Friday, April 17, 2009

You imply, I'll infer

I'm skipping ahead on the teaching post, being as I am still too sad about its demise to work on version 2.0. Instead, a vocabulary rant. Have you ever noticed that rants are the easiest sort of writing to do quickly? And the kind that one probably really *shouldn't* do quickly? But whatever, I am impassioned!

These are things I've been pointing out to my students, but in truth, they are mistakes that grown ups make all the time, too. I mean, grown ups do all kinds of crazy stuff with language, myself included, but these are things that, for whatever reason, drive me insane.

You can't be jealous of what you don't have. Envy is the correct word for coveting our neighbour's car, cow, or cash, as well as the resentment we feel for his good fortune in possessing those things. Jealousy is what we feel about our *own* cow, car, or cash if we feel our neighbour might sneak over and take it. About the only time people use the word jealousy correctly is in romantic relationships; you are jealous of your significant other not because he/she has something you want but because you want him/herself. Also, a pirate guards treasure jealousy; a toddler jealously eyes his candy stash.

This might be a battle I've lost due to the evolution of language, but that would be stupid, because then we'd just have two words for envy and no word for jealousy.

Most people don't have the authority to inquire. If you enquire after dinner reservations, my father's garden, or my state of health, that's correct--enquire is synonymous with ask. Police inquire into a murder, an auditor launches an inquiry into missing funds, maybe even as a joke parents would hold a formal inquiry about the whereabouts of the the cookie jar. In general, lay people aren't inquiring; that's a professional role.

Again, this one's probably dying, and when I write "enquire" in an email I get condescending remarks indicating people think I'm trying to be snooty and Britsy. But again, this is a slice of meaning that we are losing if there is no dedicated word for a professional or formal request for information.

Regressive taxation is just that. Regressive taxes take a greater proportion of the taxee's income the smaller that income is. There's more to it than that, but that's the basics. You normally hear this term as related to sales taxes and the like. For example, income and commuting distance do not correlate, but everyone pays the same gas tax. Thus, the group of people who average $8/h income pay approximately the same *amount* of money on gas and gas taxes as those who make around $60/h, but those poorer folk pay a much higher percentage of their total cash flow. This is why there is no sales tax on food or children's clothing in this country; people don't have a choice but to buy that stuff, and it eats up a huge percentage of low-income folks' dough.

Progressive taxation is the opposite, when the government takes an escalating percentage of income the *more* income there is. That is how the income tax system in Canada (and the US) is structured.

Ok, my students never made this mistake (in my hearing) but adults do, and I never speak up because I can't explain much more than what I've put here, and I'm afraid they'll ask questions. So I'm shoehorning it in here.

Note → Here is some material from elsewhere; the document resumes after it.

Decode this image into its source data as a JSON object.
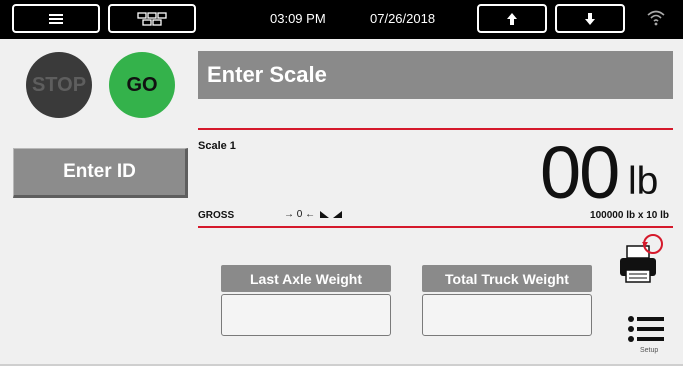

The past tense of cast is cast. The plural of moose is moose. That's just how it is; I don't know why.

Of course, if anyone's reading this (and why would they be--it's gorgeous outside!) they might be thinking about the times I've said, "Are you cellphonic?" instead of "Do you have a cellphone?" how I address groups of women as "You guys," and I can't pronounce the words "origin" or "reticent." Or one of my many regularly featured typos here on this blog. Welcome to my glass house. Feel free to chime in with your own vocab pet peeves, mine or otherwise.

No excuse to be so callous


Ferd said...

My mom likes to think that the plural of moose is meese. I humour her.

saleema said...

These are some good ones! Just last night I was at a party where somebody brought up the difference between jealousy and envy to me -- I'd never thought of the distinction before.

Since you've so kindly invited us to rant, my pet peeves:

More a pronunciation thing that anything else, but when people say "weary" when they must mean "wary" or "leery," e.g. "I am really weary of online dictionaries." Now I suppose one could also be weary of them (but why? so convenient!), but I've heard enough people say this in similar contexts that I'm convinced it's becoming a thing.

And this pair below -- I am pretty sure J.K. Rowling is the only person left using them correctly (and, I suppose, a fairly influential advocate for their continued correct usage):

Nonplussed: It means bewildered, or perplexed, but people seem to think based on the sound of the word that it means not excited about something.

Bemused: Again, bewildered or perplexed, though it's true that the word seems to suggest some kind of wry amusement. I've seen this in more than one book with the wrong implied meaning. (And confession: one of my first published stories used it in the wrong sense, too.)

Rachel Power said...

Thanks for those explanations. The other day I was talking to someone about a woman I approached for advice who didn't respond kindly. I said she guards her knowledge jealously, and my friend thought that was a strange way to use the word. I feel vindicated now!
The one I love is "for all intensive purposes" instead of "intents and purposes"--have started to see that one all the time.
Tense-wise, the other one I find confusing (related to cast perhaps) is 'past' versus 'passed'.